MATERIAL PROVIDED:
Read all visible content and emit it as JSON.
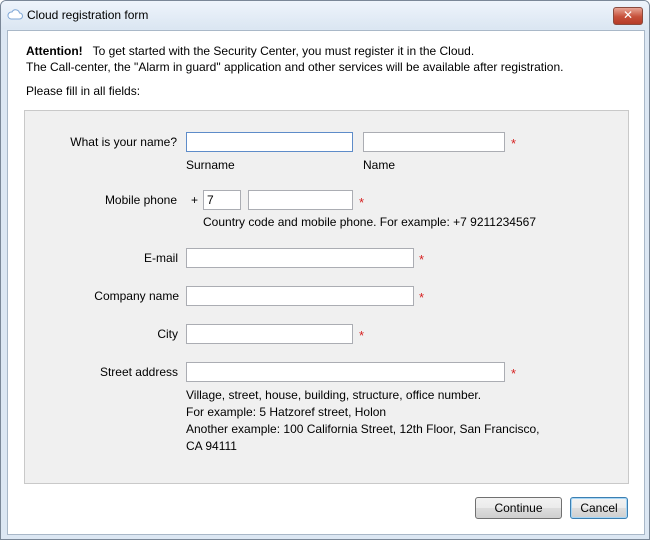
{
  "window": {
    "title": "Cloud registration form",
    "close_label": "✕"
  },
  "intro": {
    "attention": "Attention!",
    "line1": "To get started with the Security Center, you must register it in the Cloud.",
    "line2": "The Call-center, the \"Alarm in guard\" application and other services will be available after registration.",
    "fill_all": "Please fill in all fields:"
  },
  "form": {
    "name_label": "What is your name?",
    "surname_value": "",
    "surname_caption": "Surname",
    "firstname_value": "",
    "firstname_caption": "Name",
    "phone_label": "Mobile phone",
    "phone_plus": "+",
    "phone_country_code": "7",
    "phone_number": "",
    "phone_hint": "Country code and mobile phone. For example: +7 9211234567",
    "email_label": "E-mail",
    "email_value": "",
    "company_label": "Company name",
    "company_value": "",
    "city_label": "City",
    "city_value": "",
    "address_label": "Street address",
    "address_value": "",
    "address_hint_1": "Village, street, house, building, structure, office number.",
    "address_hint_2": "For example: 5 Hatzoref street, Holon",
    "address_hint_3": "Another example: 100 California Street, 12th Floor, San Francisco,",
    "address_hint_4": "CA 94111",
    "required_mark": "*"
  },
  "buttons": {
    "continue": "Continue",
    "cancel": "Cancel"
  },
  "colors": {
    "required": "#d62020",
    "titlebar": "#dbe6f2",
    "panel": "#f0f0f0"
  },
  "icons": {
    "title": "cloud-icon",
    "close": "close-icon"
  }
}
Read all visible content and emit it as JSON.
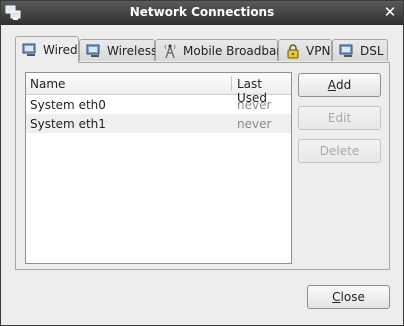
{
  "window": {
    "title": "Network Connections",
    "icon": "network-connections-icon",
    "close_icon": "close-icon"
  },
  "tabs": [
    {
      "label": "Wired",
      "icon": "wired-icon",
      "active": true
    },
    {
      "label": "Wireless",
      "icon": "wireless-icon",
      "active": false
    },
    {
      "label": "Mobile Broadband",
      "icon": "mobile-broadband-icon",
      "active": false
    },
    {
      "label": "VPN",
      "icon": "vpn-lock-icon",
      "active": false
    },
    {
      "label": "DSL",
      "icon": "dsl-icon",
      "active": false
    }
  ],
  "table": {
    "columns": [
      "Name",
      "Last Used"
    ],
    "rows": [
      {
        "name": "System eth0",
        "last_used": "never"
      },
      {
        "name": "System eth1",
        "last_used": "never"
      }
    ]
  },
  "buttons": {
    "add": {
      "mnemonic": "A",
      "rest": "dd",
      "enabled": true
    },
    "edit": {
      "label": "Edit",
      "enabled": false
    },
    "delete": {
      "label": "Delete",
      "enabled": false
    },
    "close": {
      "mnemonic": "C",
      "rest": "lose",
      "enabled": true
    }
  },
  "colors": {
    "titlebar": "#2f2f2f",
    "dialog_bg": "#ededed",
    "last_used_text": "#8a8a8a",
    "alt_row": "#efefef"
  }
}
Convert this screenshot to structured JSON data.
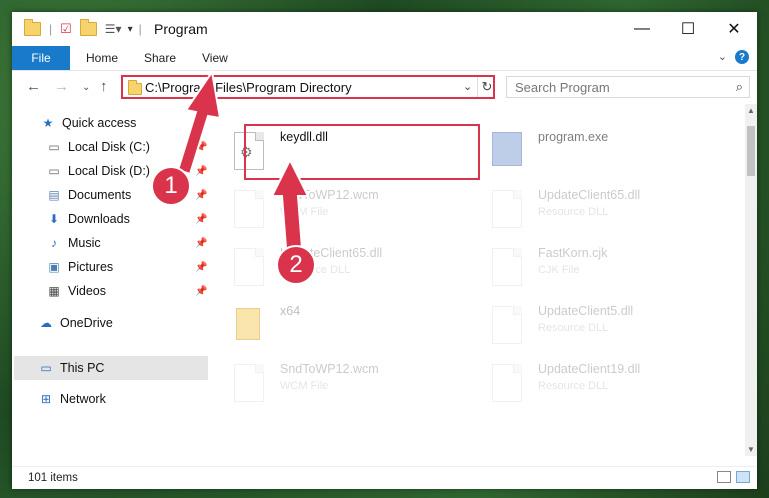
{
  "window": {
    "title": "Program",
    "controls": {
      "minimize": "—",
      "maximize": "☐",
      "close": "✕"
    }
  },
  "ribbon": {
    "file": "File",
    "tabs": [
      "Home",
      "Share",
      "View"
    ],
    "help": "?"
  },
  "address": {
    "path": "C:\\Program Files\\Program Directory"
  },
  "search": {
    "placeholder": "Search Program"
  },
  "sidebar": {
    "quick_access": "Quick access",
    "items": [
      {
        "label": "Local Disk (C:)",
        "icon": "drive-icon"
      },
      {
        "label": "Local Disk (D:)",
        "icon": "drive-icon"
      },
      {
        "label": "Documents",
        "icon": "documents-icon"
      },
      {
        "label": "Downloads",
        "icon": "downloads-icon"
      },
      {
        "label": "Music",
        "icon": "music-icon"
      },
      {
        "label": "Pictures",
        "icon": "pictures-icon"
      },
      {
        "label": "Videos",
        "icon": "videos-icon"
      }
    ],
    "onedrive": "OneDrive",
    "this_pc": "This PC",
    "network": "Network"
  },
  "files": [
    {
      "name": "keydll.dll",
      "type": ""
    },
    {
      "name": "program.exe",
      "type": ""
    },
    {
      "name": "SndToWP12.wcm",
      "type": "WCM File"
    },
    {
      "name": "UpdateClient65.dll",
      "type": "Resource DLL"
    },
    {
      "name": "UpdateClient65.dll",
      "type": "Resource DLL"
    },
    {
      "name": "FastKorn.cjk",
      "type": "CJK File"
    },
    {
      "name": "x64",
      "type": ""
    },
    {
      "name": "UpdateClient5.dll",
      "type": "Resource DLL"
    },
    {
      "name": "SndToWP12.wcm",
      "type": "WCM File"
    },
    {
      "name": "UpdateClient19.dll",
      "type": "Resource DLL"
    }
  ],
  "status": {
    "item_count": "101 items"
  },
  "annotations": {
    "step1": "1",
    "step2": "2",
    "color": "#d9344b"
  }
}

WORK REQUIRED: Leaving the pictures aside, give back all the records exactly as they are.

ANSWER BOX:
Read all visible content and emit it as JSON.
{
  "window": {
    "title": "Cloud registration form",
    "close_label": "✕"
  },
  "intro": {
    "attention": "Attention!",
    "line1": "To get started with the Security Center, you must register it in the Cloud.",
    "line2": "The Call-center, the \"Alarm in guard\" application and other services will be available after registration.",
    "fill_all": "Please fill in all fields:"
  },
  "form": {
    "name_label": "What is your name?",
    "surname_value": "",
    "surname_caption": "Surname",
    "firstname_value": "",
    "firstname_caption": "Name",
    "phone_label": "Mobile phone",
    "phone_plus": "+",
    "phone_country_code": "7",
    "phone_number": "",
    "phone_hint": "Country code and mobile phone. For example: +7 9211234567",
    "email_label": "E-mail",
    "email_value": "",
    "company_label": "Company name",
    "company_value": "",
    "city_label": "City",
    "city_value": "",
    "address_label": "Street address",
    "address_value": "",
    "address_hint_1": "Village, street, house, building, structure, office number.",
    "address_hint_2": "For example: 5 Hatzoref street, Holon",
    "address_hint_3": "Another example: 100 California Street, 12th Floor, San Francisco,",
    "address_hint_4": "CA 94111",
    "required_mark": "*"
  },
  "buttons": {
    "continue": "Continue",
    "cancel": "Cancel"
  },
  "colors": {
    "required": "#d62020",
    "titlebar": "#dbe6f2",
    "panel": "#f0f0f0"
  },
  "icons": {
    "title": "cloud-icon",
    "close": "close-icon"
  }
}
Read all visible content and emit it as JSON.
{
  "window": {
    "title": "Network Connections",
    "icon": "network-connections-icon",
    "close_icon": "close-icon"
  },
  "tabs": [
    {
      "label": "Wired",
      "icon": "wired-icon",
      "active": true
    },
    {
      "label": "Wireless",
      "icon": "wireless-icon",
      "active": false
    },
    {
      "label": "Mobile Broadband",
      "icon": "mobile-broadband-icon",
      "active": false
    },
    {
      "label": "VPN",
      "icon": "vpn-lock-icon",
      "active": false
    },
    {
      "label": "DSL",
      "icon": "dsl-icon",
      "active": false
    }
  ],
  "table": {
    "columns": [
      "Name",
      "Last Used"
    ],
    "rows": [
      {
        "name": "System eth0",
        "last_used": "never"
      },
      {
        "name": "System eth1",
        "last_used": "never"
      }
    ]
  },
  "buttons": {
    "add": {
      "mnemonic": "A",
      "rest": "dd",
      "enabled": true
    },
    "edit": {
      "label": "Edit",
      "enabled": false
    },
    "delete": {
      "label": "Delete",
      "enabled": false
    },
    "close": {
      "mnemonic": "C",
      "rest": "lose",
      "enabled": true
    }
  },
  "colors": {
    "titlebar": "#2f2f2f",
    "dialog_bg": "#ededed",
    "last_used_text": "#8a8a8a",
    "alt_row": "#efefef"
  }
}
Convert this screenshot to structured JSON data.
{
  "window": {
    "title": "Program",
    "controls": {
      "minimize": "—",
      "maximize": "☐",
      "close": "✕"
    }
  },
  "ribbon": {
    "file": "File",
    "tabs": [
      "Home",
      "Share",
      "View"
    ],
    "help": "?"
  },
  "address": {
    "path": "C:\\Program Files\\Program Directory"
  },
  "search": {
    "placeholder": "Search Program"
  },
  "sidebar": {
    "quick_access": "Quick access",
    "items": [
      {
        "label": "Local Disk (C:)",
        "icon": "drive-icon"
      },
      {
        "label": "Local Disk (D:)",
        "icon": "drive-icon"
      },
      {
        "label": "Documents",
        "icon": "documents-icon"
      },
      {
        "label": "Downloads",
        "icon": "downloads-icon"
      },
      {
        "label": "Music",
        "icon": "music-icon"
      },
      {
        "label": "Pictures",
        "icon": "pictures-icon"
      },
      {
        "label": "Videos",
        "icon": "videos-icon"
      }
    ],
    "onedrive": "OneDrive",
    "this_pc": "This PC",
    "network": "Network"
  },
  "files": [
    {
      "name": "keydll.dll",
      "type": ""
    },
    {
      "name": "program.exe",
      "type": ""
    },
    {
      "name": "SndToWP12.wcm",
      "type": "WCM File"
    },
    {
      "name": "UpdateClient65.dll",
      "type": "Resource DLL"
    },
    {
      "name": "UpdateClient65.dll",
      "type": "Resource DLL"
    },
    {
      "name": "FastKorn.cjk",
      "type": "CJK File"
    },
    {
      "name": "x64",
      "type": ""
    },
    {
      "name": "UpdateClient5.dll",
      "type": "Resource DLL"
    },
    {
      "name": "SndToWP12.wcm",
      "type": "WCM File"
    },
    {
      "name": "UpdateClient19.dll",
      "type": "Resource DLL"
    }
  ],
  "status": {
    "item_count": "101 items"
  },
  "annotations": {
    "step1": "1",
    "step2": "2",
    "color": "#d9344b"
  }
}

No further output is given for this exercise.